If Gligor is the biggest chance-taker of the three, Sergej Andreevski is the most assured painter. He certainly had the strongest impact on the Americans at the retreat. It is little wonder that he has been having an increasing number of shows around Europe. This is a major talent, one worthy of international attention. He did one large canvas in particular that is dazzling in its seeming virtuosity. Yet it does not waste a single gesture. Like Gligor, he uses a lot of paint, straight from the tube or mixed directly on the canvas, but with a sense of rightness that is truly masterful.

Everyone was captivated by Ricardo Calanchini’s whimsical drawings of the Bald Head lighthouse — so much so that developer Kent Mitchell bought the entire suite and invited him to stay on an extra two weeks to do more work. These almost surreal fantasies of the lighthouse being constructed by pudgy architects and builders using the most im­probable materials have a wonderfully Latin imaginativeness. The drawings are, by the artist’s own accounting, superior to his pressed oil paint­ings because he did not have all his painting materials at hand. On those he uses a rubbing technique similar to one invented by Max Ernst called “frottage.” His paintings are handsome works in their own right.

The life of the colony was captured on film by Arrow Ross. He has always been a very solid professional photographer. But like everyone else, he became caught up with the creative frenzy. The over 1200 photographs he took are more than a documentary. They, too, are his finest body of work to date. Anyone who doubts that need only view Arrow’s extraordinary photograph of Ricardo and Daniela!

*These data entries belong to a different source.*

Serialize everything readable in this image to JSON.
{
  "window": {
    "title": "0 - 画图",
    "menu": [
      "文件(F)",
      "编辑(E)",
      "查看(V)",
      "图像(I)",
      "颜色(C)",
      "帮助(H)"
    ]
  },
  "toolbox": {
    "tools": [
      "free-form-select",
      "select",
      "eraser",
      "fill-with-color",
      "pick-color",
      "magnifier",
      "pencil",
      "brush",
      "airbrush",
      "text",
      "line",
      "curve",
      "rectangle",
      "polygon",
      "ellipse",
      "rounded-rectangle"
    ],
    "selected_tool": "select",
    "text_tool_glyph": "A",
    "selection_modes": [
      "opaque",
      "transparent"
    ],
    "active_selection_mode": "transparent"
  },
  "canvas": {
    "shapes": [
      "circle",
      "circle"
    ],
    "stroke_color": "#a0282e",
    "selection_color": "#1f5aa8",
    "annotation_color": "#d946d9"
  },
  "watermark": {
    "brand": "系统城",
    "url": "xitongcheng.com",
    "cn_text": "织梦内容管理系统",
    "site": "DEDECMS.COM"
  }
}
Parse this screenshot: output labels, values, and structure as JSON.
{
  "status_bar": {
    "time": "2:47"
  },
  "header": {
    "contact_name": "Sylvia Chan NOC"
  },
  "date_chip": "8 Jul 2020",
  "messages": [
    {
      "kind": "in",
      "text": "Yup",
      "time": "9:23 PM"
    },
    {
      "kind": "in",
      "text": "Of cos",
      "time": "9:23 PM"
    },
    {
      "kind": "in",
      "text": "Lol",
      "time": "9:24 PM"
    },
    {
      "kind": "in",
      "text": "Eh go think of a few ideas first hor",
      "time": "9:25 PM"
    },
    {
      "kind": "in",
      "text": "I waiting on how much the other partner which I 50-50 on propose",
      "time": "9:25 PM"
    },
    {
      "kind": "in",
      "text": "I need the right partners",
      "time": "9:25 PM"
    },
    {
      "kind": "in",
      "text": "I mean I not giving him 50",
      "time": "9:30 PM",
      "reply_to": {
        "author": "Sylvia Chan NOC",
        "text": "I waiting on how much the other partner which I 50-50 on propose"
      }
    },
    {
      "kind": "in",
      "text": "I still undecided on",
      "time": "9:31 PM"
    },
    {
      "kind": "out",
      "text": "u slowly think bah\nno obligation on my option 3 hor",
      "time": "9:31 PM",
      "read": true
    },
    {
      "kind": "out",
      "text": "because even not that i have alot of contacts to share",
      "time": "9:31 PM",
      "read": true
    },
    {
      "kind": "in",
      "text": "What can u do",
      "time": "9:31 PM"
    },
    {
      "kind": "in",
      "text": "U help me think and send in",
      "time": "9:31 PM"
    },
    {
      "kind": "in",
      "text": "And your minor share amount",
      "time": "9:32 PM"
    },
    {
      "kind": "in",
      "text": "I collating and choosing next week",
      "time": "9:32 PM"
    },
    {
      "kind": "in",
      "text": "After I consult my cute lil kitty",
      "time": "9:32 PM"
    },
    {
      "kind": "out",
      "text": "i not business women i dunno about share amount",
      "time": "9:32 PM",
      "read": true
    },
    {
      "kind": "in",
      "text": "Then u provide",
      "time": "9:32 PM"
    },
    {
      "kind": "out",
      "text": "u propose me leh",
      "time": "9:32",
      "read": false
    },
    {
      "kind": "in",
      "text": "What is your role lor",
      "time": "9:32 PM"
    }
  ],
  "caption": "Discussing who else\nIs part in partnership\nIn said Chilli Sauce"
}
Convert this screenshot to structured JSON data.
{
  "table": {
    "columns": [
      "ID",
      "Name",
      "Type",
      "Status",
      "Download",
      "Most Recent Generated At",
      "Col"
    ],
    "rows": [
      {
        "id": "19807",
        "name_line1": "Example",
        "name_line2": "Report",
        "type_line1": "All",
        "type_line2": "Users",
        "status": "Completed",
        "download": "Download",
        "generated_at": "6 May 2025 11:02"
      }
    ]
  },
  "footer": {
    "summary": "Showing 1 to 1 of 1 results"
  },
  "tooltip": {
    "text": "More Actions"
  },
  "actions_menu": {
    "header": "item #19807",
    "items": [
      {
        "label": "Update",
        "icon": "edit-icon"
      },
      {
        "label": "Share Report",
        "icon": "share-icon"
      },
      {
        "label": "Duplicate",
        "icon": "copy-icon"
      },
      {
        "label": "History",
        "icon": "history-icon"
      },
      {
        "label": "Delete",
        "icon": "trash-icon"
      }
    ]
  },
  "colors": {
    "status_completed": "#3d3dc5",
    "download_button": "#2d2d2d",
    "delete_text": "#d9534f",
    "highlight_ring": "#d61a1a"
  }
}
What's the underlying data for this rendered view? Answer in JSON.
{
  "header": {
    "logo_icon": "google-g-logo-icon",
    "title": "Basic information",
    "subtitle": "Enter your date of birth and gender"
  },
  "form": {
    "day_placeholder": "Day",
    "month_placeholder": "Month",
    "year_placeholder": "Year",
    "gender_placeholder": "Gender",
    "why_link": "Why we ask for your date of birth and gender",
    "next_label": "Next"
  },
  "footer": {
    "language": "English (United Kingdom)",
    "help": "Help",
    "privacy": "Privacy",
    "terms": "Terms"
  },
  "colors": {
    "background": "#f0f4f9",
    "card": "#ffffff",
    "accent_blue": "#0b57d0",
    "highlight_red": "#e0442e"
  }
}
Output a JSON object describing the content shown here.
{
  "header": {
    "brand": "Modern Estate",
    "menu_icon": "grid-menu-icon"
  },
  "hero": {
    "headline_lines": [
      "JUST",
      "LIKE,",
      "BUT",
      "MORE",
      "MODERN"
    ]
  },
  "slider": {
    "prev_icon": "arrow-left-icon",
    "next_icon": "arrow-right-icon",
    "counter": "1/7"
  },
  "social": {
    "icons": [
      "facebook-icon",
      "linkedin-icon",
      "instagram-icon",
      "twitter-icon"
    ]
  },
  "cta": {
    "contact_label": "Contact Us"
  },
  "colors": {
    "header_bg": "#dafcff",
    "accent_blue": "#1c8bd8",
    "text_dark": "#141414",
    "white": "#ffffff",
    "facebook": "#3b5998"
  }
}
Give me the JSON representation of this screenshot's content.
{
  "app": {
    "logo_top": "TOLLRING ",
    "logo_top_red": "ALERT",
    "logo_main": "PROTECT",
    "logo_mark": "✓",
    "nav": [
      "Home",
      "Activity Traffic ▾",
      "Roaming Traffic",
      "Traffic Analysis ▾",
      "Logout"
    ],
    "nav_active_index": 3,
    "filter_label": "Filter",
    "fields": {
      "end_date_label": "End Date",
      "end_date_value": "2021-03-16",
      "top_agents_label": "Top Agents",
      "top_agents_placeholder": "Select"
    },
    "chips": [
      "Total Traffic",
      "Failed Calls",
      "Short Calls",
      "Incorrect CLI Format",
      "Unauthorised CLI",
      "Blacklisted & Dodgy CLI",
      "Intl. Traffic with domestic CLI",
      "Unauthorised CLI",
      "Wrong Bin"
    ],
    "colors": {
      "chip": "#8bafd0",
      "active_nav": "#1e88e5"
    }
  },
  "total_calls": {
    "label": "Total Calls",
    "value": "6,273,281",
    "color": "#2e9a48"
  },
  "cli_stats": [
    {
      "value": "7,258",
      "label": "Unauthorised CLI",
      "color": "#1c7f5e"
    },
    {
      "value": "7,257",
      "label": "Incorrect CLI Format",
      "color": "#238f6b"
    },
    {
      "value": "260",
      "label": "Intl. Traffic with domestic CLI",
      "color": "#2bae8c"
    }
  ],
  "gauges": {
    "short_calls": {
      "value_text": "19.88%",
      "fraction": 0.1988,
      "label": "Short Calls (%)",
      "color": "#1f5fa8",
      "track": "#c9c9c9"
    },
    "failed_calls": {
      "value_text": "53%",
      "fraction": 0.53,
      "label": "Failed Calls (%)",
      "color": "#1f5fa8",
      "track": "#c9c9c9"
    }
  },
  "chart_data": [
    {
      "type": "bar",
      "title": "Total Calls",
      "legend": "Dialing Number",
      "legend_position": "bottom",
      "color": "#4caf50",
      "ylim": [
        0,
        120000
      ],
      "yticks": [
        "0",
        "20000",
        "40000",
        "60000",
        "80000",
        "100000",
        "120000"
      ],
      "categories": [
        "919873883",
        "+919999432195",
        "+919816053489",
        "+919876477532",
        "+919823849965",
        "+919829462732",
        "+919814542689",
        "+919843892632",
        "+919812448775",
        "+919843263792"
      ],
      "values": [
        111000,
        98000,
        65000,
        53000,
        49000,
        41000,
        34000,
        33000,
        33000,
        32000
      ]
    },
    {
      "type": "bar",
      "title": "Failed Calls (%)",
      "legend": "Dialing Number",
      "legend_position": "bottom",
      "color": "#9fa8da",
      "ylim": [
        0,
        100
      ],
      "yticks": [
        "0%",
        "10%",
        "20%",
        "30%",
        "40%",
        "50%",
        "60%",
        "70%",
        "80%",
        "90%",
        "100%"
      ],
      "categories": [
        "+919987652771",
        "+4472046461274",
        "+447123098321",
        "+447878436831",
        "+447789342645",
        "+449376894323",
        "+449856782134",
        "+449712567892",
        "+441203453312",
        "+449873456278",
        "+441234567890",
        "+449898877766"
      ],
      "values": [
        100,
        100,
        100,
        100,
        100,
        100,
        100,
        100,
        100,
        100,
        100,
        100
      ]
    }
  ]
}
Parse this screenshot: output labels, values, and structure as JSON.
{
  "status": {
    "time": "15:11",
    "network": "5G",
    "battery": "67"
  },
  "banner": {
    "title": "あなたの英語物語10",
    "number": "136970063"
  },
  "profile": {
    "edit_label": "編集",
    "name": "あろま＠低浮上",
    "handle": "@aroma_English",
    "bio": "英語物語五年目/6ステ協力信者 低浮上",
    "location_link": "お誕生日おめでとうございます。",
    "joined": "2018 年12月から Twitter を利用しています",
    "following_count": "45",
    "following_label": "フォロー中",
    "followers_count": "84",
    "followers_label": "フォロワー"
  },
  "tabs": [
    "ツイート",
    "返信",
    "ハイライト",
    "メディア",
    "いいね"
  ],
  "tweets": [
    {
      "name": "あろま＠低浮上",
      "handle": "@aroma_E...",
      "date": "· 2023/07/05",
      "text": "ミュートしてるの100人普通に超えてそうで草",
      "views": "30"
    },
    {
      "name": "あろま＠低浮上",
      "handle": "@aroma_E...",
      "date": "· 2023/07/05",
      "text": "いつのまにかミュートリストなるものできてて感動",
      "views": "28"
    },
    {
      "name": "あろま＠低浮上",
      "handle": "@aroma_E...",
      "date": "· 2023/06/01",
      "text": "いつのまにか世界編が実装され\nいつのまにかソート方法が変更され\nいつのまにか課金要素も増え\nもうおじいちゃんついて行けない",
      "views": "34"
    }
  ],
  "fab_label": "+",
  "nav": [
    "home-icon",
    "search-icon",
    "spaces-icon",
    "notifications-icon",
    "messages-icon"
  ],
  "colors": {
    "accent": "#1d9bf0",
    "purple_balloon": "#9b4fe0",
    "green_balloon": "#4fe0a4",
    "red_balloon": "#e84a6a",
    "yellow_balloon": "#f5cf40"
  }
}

“No Boundaries” was such a success that Kent Mitchell has made the Captain Charlie cottages available to the colony on an annual basis. Current plans call for alternating the international gathering with a small one of local artists. There have even been discussions for a summer version in Italy or France. Stay tuned for further developments!